Giorgio De Chirico – The Song of Love, 1914
It is the exemplary work of metaphysical painting De Chirico founded. This is one of the most famous paintings created by the Italian master, and it is usually considered the pre-surrealist work, because it was painted ten years before Breton established the style.
Max Ernst, The Barbarians, 1937
The deserted, apocalyptic landscape is host to two figures, shaped as mixture of human and animal form, fighting each other. The theme of violence was often found in the art of Surrealists.
Joan Miro – The Potato, 1928
The automatized representation of a giant woman, assembled of associative shapes and pieces. The painting is one of the most famous works of Miro, and it is named per the potato-shaped brown lump, serving as, presumably an eye, on a woman’s forehead.
Rene Magritte – False Mirror
One of the most famous paintings by Rene Magritte. Here, the artists insinuates how human vision is limited, where mirror signifies a physical reflection, while the eye is the symbol of selective and subjective personal view. It is layered with meaning, as an eye can be looked by, looked through and looked in.

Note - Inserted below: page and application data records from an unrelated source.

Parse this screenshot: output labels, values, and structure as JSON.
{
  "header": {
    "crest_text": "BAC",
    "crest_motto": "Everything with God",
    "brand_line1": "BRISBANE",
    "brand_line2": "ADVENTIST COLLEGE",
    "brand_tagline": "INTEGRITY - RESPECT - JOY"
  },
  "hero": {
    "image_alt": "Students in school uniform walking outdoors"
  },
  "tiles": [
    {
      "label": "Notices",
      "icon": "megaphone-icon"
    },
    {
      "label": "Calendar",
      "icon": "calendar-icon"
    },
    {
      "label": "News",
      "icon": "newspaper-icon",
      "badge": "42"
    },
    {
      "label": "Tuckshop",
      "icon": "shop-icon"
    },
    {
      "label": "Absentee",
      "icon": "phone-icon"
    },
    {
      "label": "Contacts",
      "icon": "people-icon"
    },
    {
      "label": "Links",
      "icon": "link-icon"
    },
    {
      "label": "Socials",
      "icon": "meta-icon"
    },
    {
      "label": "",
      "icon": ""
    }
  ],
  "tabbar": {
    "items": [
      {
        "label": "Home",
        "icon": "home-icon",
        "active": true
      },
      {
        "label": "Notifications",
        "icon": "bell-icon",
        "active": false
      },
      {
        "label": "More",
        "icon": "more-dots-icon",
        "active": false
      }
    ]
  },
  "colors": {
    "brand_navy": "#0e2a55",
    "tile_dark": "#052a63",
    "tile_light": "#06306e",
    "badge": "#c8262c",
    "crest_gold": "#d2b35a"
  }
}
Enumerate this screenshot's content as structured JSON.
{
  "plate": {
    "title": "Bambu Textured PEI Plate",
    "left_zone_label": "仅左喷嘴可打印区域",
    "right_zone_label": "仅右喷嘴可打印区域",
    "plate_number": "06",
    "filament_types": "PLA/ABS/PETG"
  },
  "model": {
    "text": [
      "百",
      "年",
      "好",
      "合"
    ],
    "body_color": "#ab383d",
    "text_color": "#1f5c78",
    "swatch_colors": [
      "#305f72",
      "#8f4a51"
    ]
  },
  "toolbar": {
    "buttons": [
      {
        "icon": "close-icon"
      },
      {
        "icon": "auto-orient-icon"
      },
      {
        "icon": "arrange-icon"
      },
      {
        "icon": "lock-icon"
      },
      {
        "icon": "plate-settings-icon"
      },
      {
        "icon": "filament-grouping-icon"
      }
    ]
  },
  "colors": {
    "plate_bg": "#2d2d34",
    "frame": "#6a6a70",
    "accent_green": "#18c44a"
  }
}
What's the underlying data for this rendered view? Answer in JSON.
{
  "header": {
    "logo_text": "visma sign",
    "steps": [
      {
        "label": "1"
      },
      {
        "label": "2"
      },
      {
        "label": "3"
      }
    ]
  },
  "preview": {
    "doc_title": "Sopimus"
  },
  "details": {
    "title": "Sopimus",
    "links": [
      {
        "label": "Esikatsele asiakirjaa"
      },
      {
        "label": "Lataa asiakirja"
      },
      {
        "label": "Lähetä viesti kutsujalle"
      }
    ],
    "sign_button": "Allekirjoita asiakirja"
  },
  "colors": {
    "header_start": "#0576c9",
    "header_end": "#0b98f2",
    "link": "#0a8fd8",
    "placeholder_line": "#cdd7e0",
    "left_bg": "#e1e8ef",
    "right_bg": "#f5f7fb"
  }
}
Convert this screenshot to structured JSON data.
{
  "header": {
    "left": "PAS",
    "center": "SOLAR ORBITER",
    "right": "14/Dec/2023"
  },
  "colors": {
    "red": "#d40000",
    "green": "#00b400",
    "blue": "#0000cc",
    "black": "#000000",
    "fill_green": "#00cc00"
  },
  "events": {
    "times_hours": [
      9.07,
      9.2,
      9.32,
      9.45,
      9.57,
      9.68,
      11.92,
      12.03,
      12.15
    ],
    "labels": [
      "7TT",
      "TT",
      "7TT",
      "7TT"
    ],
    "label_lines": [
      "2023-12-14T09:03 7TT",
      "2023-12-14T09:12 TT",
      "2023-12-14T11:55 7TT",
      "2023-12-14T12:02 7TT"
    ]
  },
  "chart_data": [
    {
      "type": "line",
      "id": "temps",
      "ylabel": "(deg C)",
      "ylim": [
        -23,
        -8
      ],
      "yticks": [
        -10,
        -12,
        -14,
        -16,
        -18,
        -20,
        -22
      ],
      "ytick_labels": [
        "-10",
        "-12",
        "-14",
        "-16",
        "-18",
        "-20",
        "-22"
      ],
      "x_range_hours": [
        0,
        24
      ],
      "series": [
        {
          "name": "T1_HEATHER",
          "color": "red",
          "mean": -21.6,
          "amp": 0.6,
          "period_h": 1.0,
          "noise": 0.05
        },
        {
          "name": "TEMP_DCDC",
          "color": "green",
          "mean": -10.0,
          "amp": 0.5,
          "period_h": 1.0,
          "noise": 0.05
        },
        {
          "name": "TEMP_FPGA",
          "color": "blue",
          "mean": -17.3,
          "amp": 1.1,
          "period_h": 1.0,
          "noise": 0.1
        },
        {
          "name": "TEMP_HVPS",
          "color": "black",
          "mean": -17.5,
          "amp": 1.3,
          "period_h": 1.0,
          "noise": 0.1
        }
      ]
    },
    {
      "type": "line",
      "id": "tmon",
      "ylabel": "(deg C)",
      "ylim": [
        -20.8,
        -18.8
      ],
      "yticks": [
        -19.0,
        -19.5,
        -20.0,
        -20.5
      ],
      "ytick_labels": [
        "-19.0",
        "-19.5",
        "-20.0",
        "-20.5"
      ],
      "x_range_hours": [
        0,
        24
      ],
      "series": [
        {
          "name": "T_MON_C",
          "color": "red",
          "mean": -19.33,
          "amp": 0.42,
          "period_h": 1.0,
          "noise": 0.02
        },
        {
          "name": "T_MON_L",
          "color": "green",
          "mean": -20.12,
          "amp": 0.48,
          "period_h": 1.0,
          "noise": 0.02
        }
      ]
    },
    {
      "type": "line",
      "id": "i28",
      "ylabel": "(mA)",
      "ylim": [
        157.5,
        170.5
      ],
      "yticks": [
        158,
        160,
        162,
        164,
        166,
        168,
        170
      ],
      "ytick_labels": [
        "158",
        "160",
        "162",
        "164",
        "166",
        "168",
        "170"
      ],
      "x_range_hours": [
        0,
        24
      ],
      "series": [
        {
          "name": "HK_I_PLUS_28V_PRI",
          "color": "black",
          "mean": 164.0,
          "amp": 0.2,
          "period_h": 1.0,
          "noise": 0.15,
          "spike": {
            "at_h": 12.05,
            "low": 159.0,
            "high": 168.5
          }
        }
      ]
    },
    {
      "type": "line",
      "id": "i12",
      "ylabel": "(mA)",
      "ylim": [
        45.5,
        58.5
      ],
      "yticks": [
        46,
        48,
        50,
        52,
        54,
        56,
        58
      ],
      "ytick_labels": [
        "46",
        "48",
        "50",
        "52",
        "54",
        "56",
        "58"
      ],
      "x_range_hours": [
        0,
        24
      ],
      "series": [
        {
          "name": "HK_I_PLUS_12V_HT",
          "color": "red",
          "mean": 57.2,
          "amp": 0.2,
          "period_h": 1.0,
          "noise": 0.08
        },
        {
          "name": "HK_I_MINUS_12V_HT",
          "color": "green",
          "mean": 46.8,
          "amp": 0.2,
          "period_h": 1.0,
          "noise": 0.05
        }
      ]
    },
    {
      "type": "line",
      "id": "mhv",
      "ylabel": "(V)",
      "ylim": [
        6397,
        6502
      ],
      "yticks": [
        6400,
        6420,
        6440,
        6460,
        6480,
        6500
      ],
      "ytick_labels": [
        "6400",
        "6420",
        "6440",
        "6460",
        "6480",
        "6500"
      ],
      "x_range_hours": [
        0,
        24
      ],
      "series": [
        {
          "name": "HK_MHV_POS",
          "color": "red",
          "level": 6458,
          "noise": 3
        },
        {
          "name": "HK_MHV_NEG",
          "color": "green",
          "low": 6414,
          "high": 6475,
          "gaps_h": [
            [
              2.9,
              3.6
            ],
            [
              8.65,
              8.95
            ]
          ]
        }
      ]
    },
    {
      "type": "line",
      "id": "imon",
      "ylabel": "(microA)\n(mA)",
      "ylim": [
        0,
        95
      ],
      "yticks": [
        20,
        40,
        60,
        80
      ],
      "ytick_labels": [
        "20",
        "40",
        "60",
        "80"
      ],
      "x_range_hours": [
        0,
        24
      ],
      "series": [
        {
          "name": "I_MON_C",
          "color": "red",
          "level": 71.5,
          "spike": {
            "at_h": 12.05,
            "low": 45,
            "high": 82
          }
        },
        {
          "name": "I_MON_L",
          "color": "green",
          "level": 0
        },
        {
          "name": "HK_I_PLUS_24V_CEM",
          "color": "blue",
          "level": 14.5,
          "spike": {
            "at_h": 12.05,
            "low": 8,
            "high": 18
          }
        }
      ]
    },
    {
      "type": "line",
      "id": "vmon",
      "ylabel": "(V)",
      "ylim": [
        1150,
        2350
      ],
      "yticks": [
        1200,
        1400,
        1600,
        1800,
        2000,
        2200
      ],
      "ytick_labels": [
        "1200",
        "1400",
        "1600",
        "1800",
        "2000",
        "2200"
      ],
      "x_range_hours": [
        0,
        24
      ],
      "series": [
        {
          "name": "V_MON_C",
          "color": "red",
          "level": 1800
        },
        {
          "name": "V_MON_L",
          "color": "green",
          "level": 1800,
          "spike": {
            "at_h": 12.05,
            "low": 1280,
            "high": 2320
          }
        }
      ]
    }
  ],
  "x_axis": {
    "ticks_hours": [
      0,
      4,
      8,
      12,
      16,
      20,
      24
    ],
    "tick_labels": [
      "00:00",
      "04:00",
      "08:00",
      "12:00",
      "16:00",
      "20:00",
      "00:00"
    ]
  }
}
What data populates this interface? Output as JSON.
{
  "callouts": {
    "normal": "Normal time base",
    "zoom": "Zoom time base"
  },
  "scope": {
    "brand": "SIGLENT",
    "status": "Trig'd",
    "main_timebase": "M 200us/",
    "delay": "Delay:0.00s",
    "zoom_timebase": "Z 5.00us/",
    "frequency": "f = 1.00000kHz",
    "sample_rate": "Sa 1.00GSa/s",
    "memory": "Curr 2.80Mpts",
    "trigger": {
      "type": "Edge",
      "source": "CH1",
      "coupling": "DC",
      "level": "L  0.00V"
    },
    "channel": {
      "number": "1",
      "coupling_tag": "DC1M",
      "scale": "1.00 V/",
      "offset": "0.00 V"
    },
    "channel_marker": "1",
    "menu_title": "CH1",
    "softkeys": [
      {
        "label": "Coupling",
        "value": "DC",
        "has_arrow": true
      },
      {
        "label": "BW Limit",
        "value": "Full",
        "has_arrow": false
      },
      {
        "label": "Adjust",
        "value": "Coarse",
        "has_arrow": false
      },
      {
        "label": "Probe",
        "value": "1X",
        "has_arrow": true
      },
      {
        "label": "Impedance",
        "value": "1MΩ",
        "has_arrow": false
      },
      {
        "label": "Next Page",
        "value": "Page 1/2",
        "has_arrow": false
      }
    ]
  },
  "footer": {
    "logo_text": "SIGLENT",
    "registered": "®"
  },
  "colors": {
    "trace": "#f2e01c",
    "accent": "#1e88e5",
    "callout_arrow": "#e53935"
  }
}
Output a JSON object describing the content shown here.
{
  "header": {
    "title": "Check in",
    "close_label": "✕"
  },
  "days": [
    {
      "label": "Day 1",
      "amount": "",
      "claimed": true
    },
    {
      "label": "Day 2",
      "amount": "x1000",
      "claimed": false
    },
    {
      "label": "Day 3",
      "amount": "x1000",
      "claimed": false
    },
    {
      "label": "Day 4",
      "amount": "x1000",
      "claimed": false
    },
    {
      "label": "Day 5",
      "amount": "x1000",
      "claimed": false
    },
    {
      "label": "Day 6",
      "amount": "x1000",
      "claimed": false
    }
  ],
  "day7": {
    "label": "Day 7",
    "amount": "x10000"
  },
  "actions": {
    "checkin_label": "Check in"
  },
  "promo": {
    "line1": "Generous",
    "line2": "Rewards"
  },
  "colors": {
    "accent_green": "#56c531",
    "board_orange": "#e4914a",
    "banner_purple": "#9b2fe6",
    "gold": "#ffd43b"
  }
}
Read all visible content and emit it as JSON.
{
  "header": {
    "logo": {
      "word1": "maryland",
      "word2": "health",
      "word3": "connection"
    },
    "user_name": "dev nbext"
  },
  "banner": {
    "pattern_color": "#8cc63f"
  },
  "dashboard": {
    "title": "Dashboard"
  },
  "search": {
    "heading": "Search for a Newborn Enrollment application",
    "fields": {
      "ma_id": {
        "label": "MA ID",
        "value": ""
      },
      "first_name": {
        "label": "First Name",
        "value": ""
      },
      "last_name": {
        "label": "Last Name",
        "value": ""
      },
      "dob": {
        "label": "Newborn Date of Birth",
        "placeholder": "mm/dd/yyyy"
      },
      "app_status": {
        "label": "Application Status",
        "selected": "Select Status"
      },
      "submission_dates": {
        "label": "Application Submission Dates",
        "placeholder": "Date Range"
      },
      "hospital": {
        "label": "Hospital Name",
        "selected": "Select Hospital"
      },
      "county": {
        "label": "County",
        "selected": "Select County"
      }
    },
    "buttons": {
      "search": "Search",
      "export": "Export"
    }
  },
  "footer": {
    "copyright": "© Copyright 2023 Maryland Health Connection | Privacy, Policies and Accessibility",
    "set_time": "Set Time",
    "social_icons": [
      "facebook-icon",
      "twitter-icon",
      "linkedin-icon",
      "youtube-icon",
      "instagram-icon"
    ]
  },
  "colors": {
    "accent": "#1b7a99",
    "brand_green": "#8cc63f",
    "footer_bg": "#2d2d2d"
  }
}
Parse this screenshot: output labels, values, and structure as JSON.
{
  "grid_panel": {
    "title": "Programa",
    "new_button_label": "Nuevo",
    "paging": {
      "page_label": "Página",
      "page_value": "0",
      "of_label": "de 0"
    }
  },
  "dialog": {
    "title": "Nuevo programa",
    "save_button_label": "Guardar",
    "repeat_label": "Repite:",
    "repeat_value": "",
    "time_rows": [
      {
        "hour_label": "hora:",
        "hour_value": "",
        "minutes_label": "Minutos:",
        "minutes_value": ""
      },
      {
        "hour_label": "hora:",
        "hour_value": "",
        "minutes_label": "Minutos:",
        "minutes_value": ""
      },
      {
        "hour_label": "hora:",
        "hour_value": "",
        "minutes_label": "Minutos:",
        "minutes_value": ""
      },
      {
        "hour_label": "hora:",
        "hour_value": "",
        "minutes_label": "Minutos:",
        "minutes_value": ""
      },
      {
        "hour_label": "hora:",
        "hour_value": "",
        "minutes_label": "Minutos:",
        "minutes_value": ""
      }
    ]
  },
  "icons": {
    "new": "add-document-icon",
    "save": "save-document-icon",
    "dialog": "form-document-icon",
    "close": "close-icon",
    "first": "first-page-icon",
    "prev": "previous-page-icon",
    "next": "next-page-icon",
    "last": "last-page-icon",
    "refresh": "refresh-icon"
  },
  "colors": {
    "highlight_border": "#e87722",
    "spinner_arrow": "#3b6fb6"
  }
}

Andre Masson – Gradiva, 1939
An interpretation of an ancient relief from Pompeii, Gradiva, that impressed the Surrealists, after Sigmund Freud published an essay inspired by the piece. One of the feet, the erect one, references the ancient relief, today found in the Vatican Museum.
Yves Tanguy – Indefinite Divisibility, 1942
A curious turn on association and subconscious. The mystery of the painting leaves it open to interpretation, with hints of uncertainty in the blurred horizon and domination blue palette.
Man Ray – Kiki de Montparnasse Le Violon d’Ingres, 1924
Man Ray was infatuated by Kiki, who was his companion and his muse. He was also a pioneer of Surrealist photography. Here he captured his beloved, turning her into a beautiful object, “le violon” as depicted by the famous painter Dominique Ingres.
Paul Delvaux – Great Sirens, 1947
As a Belgian, Delvaux was under the great influence of Rene Magritte. This painting evokes ancient theatre with fantastic beings, as the artist imagined it, and not as if it would have looked, if it ever existed.
Frida Kahlo – Two Fridas, 1939
Frida wrote in her diary that this double-self portrait was inspired by an imaginary childhood friend she had. It represents two personalities of the painter. Here she portrays her two natures, the tame and the wild one, as both hearts are exposed evoking the excruciating pain she was in. Frida Kahlo produced a number of works under the influence of European surrealism.